● WHAT THIS TASK INVOLVES
Copy each line of the data below in which the word "Attached" can be found.

● DATA

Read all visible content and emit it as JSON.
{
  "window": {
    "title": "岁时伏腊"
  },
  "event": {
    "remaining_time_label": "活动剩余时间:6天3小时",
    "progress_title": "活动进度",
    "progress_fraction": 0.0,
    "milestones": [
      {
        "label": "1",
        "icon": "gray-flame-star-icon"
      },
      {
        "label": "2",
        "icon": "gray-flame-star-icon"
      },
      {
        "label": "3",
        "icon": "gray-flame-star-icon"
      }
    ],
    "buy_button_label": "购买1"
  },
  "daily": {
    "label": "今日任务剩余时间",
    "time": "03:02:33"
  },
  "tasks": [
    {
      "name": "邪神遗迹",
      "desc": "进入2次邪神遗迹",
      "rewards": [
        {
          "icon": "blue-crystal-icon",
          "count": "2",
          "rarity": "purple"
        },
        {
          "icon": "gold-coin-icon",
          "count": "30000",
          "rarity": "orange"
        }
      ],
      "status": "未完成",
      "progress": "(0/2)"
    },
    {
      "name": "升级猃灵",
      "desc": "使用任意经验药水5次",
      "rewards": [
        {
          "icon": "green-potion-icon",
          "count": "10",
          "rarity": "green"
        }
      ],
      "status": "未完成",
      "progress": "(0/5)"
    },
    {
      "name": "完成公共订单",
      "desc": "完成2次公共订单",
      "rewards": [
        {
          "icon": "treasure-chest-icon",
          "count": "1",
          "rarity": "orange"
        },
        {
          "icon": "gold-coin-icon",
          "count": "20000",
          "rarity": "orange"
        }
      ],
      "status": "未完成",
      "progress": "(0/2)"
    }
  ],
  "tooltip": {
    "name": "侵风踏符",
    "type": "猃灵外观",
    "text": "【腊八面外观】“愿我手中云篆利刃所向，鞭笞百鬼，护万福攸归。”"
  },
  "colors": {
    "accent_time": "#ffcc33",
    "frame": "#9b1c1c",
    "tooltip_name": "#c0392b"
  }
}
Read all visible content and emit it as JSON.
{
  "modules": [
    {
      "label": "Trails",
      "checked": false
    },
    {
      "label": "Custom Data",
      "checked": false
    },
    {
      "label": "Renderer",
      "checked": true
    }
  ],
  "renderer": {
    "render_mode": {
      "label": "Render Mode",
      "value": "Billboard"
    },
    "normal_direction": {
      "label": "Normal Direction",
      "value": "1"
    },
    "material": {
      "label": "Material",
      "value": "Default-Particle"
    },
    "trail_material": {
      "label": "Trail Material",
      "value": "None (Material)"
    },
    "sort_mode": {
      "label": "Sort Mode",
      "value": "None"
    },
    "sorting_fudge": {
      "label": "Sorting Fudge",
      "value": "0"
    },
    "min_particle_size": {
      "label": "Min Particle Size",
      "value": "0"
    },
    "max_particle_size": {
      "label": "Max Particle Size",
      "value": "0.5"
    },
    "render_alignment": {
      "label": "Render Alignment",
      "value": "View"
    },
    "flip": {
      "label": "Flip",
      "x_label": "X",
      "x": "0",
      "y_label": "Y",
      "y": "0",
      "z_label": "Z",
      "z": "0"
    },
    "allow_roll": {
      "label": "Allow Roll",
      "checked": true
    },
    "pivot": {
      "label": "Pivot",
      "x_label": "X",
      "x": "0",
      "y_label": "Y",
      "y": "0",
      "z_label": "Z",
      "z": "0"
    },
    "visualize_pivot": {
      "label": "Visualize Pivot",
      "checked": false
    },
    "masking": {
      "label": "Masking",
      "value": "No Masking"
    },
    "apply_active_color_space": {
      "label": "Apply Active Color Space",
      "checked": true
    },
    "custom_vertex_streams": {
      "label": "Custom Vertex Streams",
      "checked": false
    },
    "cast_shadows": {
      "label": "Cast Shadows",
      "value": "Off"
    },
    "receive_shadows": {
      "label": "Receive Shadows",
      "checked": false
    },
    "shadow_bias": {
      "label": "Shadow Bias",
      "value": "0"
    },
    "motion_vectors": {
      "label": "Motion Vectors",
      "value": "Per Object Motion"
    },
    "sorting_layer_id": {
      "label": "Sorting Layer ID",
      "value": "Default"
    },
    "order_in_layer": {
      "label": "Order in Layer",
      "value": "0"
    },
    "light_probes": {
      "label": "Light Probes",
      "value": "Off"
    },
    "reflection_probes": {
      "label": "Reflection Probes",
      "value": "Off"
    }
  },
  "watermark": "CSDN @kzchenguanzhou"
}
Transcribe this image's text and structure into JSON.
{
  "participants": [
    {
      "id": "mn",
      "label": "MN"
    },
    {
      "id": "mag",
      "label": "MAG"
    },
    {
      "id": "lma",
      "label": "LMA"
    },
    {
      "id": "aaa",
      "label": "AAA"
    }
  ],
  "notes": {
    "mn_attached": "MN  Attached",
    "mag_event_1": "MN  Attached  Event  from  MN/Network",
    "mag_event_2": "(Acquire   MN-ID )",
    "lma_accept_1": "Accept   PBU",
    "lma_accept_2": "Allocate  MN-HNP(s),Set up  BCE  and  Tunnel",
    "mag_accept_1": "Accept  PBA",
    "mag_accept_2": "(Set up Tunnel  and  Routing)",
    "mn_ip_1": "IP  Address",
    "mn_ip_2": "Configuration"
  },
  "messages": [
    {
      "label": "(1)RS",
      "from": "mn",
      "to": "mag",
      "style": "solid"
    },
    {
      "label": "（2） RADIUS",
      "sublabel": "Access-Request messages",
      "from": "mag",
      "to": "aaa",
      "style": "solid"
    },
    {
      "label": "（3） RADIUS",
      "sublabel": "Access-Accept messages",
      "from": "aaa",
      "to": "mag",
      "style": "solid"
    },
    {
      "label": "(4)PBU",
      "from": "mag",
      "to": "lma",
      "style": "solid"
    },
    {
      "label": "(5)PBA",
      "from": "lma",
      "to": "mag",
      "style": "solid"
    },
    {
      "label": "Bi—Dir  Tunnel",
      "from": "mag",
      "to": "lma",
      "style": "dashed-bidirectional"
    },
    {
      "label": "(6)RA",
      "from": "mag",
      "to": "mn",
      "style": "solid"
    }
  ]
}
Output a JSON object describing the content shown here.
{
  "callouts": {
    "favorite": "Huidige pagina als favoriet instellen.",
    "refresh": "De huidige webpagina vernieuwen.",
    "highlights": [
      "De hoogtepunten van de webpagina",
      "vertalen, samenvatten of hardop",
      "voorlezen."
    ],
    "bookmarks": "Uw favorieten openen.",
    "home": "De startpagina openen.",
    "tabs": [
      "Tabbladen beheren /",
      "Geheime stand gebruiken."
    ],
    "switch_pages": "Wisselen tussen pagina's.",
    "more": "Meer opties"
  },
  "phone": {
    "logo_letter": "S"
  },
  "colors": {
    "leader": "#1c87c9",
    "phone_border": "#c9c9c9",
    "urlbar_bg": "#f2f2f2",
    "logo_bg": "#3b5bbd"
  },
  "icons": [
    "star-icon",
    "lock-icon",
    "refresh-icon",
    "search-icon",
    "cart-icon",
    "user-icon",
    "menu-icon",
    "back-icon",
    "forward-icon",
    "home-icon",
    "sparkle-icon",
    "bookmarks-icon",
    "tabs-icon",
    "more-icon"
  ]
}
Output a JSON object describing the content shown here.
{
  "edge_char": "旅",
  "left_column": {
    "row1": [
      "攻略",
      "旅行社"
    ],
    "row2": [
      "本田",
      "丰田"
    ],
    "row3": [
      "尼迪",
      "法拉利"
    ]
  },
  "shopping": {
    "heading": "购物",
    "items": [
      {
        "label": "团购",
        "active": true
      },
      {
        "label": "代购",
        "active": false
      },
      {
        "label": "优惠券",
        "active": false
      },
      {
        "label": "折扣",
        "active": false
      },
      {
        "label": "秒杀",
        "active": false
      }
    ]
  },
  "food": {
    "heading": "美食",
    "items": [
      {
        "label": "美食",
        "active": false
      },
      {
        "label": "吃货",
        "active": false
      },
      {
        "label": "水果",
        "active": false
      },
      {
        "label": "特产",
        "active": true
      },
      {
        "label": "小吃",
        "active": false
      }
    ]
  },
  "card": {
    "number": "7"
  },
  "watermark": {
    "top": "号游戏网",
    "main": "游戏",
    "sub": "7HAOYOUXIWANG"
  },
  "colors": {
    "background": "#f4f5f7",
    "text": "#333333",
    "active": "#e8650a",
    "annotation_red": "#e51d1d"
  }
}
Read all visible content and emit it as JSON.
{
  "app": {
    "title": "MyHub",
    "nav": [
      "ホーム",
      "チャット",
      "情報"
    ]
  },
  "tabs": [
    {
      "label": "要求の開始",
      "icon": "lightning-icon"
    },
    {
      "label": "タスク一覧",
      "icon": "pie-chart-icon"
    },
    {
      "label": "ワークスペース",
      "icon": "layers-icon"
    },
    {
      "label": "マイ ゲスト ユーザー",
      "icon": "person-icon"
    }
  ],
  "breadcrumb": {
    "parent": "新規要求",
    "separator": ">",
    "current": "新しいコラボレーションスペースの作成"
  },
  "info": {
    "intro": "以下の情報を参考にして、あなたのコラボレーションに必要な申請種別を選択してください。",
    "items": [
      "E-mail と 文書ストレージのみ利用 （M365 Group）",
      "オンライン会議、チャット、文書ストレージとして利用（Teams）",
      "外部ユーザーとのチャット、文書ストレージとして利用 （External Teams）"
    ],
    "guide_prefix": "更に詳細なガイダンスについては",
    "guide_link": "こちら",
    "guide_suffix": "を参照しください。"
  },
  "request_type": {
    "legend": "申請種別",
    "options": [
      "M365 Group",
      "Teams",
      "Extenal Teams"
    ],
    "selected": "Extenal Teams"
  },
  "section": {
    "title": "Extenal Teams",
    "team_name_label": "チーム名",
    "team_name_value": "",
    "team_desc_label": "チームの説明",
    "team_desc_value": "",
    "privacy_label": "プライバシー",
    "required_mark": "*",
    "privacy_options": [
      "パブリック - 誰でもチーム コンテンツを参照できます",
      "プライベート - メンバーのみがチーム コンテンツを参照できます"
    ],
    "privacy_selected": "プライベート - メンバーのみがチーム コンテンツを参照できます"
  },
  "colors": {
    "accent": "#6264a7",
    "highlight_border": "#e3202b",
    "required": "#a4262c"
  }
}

● WRITTEN ANSWER
    "mn_attached": "MN  Attached",
    "mag_event_1": "MN  Attached  Event  from  MN/Network",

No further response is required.